---------- Record excerpts
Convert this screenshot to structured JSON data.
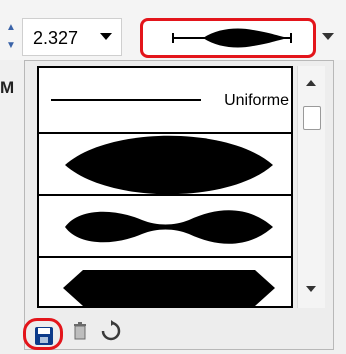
{
  "toolbar": {
    "stroke_weight_value": "2.327"
  },
  "left_label": "M",
  "width_profiles": [
    {
      "id": "uniform",
      "label": "Uniforme"
    },
    {
      "id": "profile-1",
      "label": ""
    },
    {
      "id": "profile-2",
      "label": ""
    },
    {
      "id": "profile-3",
      "label": ""
    }
  ],
  "buttons": {
    "save_icon": "save-icon",
    "delete_icon": "trash-icon",
    "reset_icon": "reset-icon"
  },
  "colors": {
    "highlight": "#e3151b",
    "accent": "#3a63a8"
  }
}
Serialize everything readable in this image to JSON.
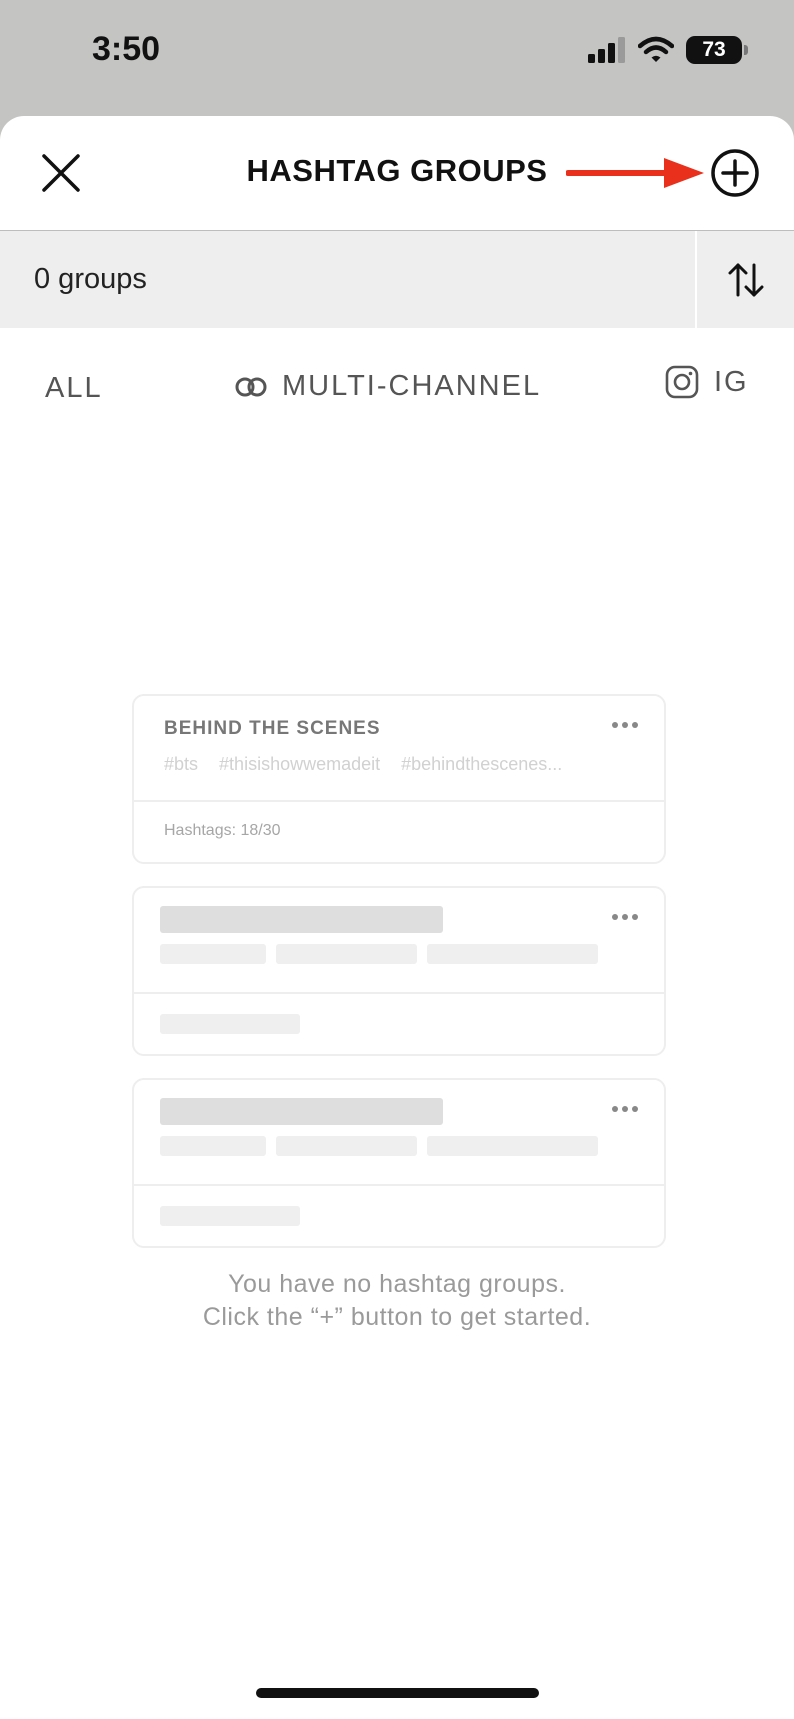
{
  "status_bar": {
    "time": "3:50",
    "battery": "73"
  },
  "header": {
    "title": "HASHTAG GROUPS"
  },
  "groups_bar": {
    "count": "0 groups"
  },
  "filters": {
    "all": "ALL",
    "multi_channel": "MULTI-CHANNEL",
    "ig": "IG"
  },
  "example_card": {
    "title": "BEHIND THE SCENES",
    "tags": [
      "#bts",
      "#thisishowwemadeit",
      "#behindthescenes..."
    ],
    "count": "Hashtags: 18/30"
  },
  "empty_state": {
    "line1": "You have no hashtag groups.",
    "line2": "Click the “+” button to get started."
  },
  "colors": {
    "annotation_arrow": "#e8301c"
  },
  "icons": [
    "close-icon",
    "add-circle-icon",
    "sort-icon",
    "multi-channel-icon",
    "instagram-icon",
    "more-dots-icon"
  ]
}
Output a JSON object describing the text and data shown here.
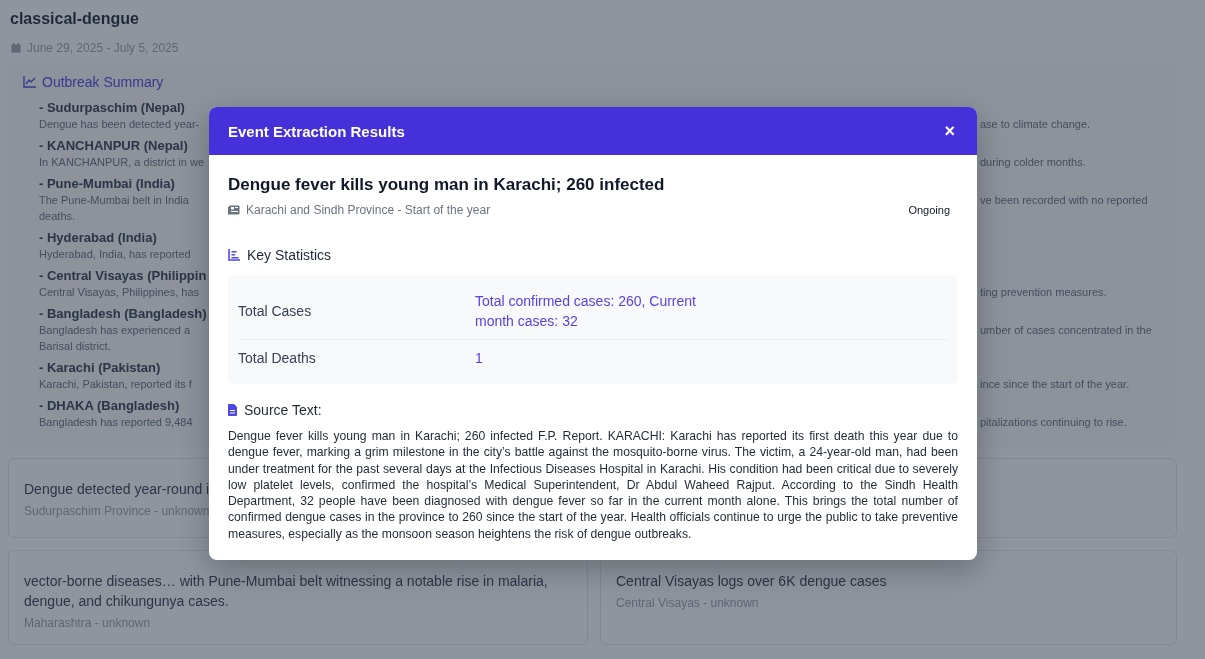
{
  "page": {
    "title": "classical-dengue",
    "date_range": "June 29, 2025 - July 5, 2025"
  },
  "outbreak_summary": {
    "heading": "Outbreak Summary",
    "items": [
      {
        "name": "- Sudurpaschim (Nepal)",
        "text_left": [
          "Dengue has been detected year-"
        ],
        "text_right": [
          "ase to climate change."
        ]
      },
      {
        "name": "- KANCHANPUR (Nepal)",
        "text_left": [
          "In KANCHANPUR, a district in we"
        ],
        "text_right": [
          "during colder months."
        ]
      },
      {
        "name": "- Pune-Mumbai (India)",
        "text_left": [
          "The Pune-Mumbai belt in India",
          "deaths."
        ],
        "text_right": [
          "ve been recorded with no reported"
        ]
      },
      {
        "name": "- Hyderabad (India)",
        "text_left": [
          "Hyderabad, India, has reported"
        ]
      },
      {
        "name": "- Central Visayas (Philippin",
        "text_left": [
          "Central Visayas, Philippines, has"
        ],
        "text_right": [
          "ting prevention measures."
        ]
      },
      {
        "name": "- Bangladesh (Bangladesh)",
        "text_left": [
          "Bangladesh has experienced a",
          "Barisal district."
        ],
        "text_right": [
          "umber of cases concentrated in the"
        ]
      },
      {
        "name": "- Karachi (Pakistan)",
        "text_left": [
          "Karachi, Pakistan, reported its f"
        ],
        "text_right": [
          "ince since the start of the year."
        ]
      },
      {
        "name": "- DHAKA (Bangladesh)",
        "text_left": [
          "Bangladesh has reported 9,484"
        ],
        "text_right": [
          "pitalizations continuing to rise."
        ]
      }
    ]
  },
  "event_cards": [
    {
      "kind": "event",
      "headline": "Dengue detected year-round i",
      "location": "Sudurpaschim Province - unknown"
    },
    {
      "kind": "empty"
    },
    {
      "kind": "event",
      "headline": "vector-borne diseases… with Pune-Mumbai belt witnessing a notable rise in malaria, dengue, and chikungunya cases.",
      "location": "Maharashtra - unknown"
    },
    {
      "kind": "event",
      "headline": "Central Visayas logs over 6K dengue cases",
      "location": "Central Visayas - unknown"
    }
  ],
  "modal": {
    "title": "Event Extraction Results",
    "close": "×",
    "event_title": "Dengue fever kills young man in Karachi; 260 infected",
    "location_time": "Karachi and Sindh Province - Start of the year",
    "status": "Ongoing",
    "stats_heading": "Key Statistics",
    "stats": [
      {
        "label": "Total Cases",
        "value": "Total confirmed cases: 260, Current month cases: 32"
      },
      {
        "label": "Total Deaths",
        "value": "1"
      }
    ],
    "source_heading": "Source Text:",
    "source_text": "Dengue fever kills young man in Karachi; 260 infected F.P. Report. KARACHI: Karachi has reported its first death this year due to dengue fever, marking a grim milestone in the city’s battle against the mosquito-borne virus. The victim, a 24-year-old man, had been under treatment for the past several days at the Infectious Diseases Hospital in Karachi. His condition had been critical due to severely low platelet levels, confirmed the hospital’s Medical Superintendent, Dr Abdul Waheed Rajput. According to the Sindh Health Department, 32 people have been diagnosed with dengue fever so far in the current month alone. This brings the total number of confirmed dengue cases in the province to 260 since the start of the year. Health officials continue to urge the public to take preventive measures, especially as the monsoon season heightens the risk of dengue outbreaks."
  }
}
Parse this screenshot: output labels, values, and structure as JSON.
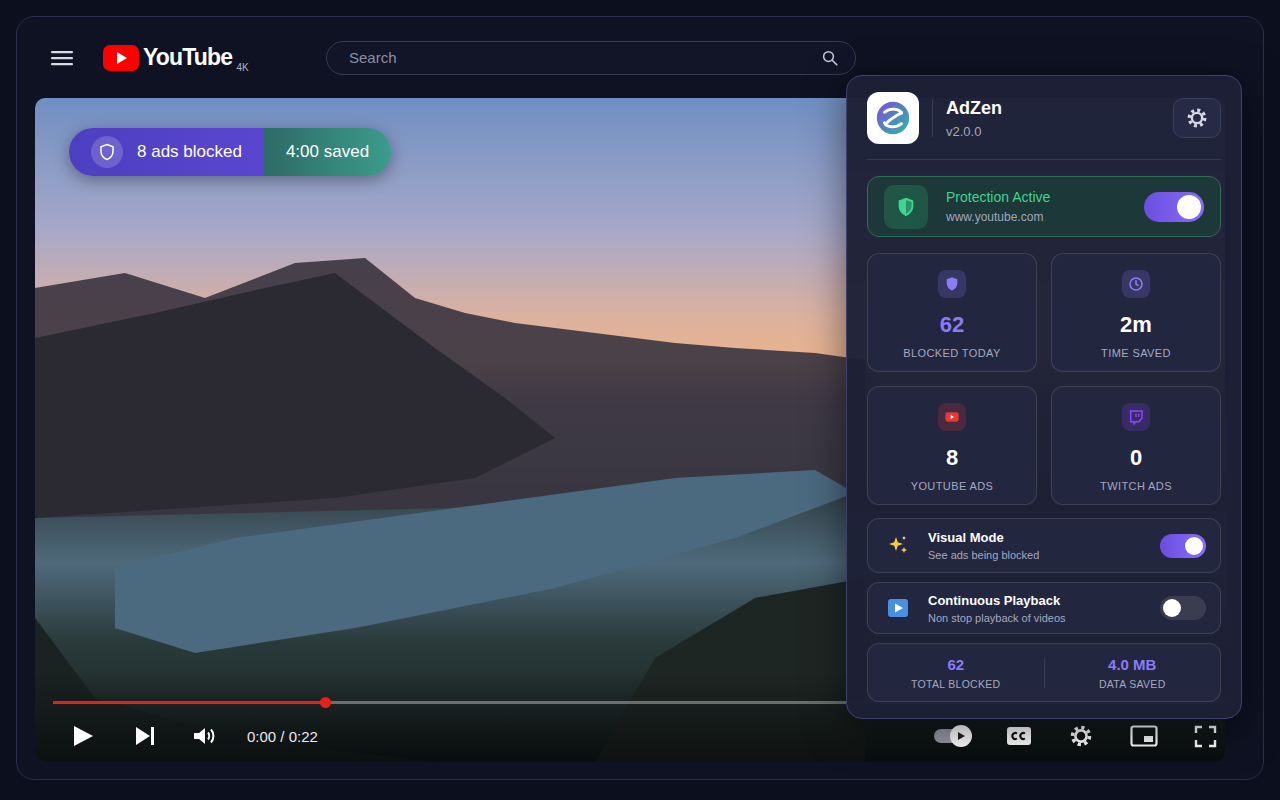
{
  "header": {
    "logo": "YouTube",
    "logo_badge": "4K",
    "search": {
      "placeholder": "Search"
    }
  },
  "overlay": {
    "blocked": "8 ads blocked",
    "saved": "4:00 saved"
  },
  "player": {
    "progress": 0.232,
    "time": "0:00 / 0:22",
    "autoplay": true
  },
  "popup": {
    "title": "AdZen",
    "version": "v2.0.0",
    "protection": {
      "title": "Protection Active",
      "site": "www.youtube.com",
      "on": true
    },
    "stats": [
      {
        "value": "62",
        "label": "BLOCKED TODAY",
        "highlighted": true,
        "color": "#8b7cf6"
      },
      {
        "value": "2m",
        "label": "TIME SAVED",
        "highlighted": false,
        "color": "#8b7cf6"
      },
      {
        "value": "8",
        "label": "YOUTUBE ADS",
        "highlighted": false,
        "color": "#e53935"
      },
      {
        "value": "0",
        "label": "TWITCH ADS",
        "highlighted": false,
        "color": "#9146ff"
      }
    ],
    "options": [
      {
        "title": "Visual Mode",
        "subtitle": "See ads being blocked",
        "on": true
      },
      {
        "title": "Continuous Playback",
        "subtitle": "Non stop playback of videos",
        "on": false
      }
    ],
    "totals": [
      {
        "value": "62",
        "label": "TOTAL BLOCKED"
      },
      {
        "value": "4.0 MB",
        "label": "DATA SAVED"
      }
    ]
  }
}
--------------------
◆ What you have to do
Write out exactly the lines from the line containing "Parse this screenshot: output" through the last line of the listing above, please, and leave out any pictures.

◆ Your response
Parse this screenshot: output labels, values, and structure as JSON.
{
  "header": {
    "logo": "YouTube",
    "logo_badge": "4K",
    "search": {
      "placeholder": "Search"
    }
  },
  "overlay": {
    "blocked": "8 ads blocked",
    "saved": "4:00 saved"
  },
  "player": {
    "progress": 0.232,
    "time": "0:00 / 0:22",
    "autoplay": true
  },
  "popup": {
    "title": "AdZen",
    "version": "v2.0.0",
    "protection": {
      "title": "Protection Active",
      "site": "www.youtube.com",
      "on": true
    },
    "stats": [
      {
        "value": "62",
        "label": "BLOCKED TODAY",
        "highlighted": true,
        "color": "#8b7cf6"
      },
      {
        "value": "2m",
        "label": "TIME SAVED",
        "highlighted": false,
        "color": "#8b7cf6"
      },
      {
        "value": "8",
        "label": "YOUTUBE ADS",
        "highlighted": false,
        "color": "#e53935"
      },
      {
        "value": "0",
        "label": "TWITCH ADS",
        "highlighted": false,
        "color": "#9146ff"
      }
    ],
    "options": [
      {
        "title": "Visual Mode",
        "subtitle": "See ads being blocked",
        "on": true
      },
      {
        "title": "Continuous Playback",
        "subtitle": "Non stop playback of videos",
        "on": false
      }
    ],
    "totals": [
      {
        "value": "62",
        "label": "TOTAL BLOCKED"
      },
      {
        "value": "4.0 MB",
        "label": "DATA SAVED"
      }
    ]
  }
}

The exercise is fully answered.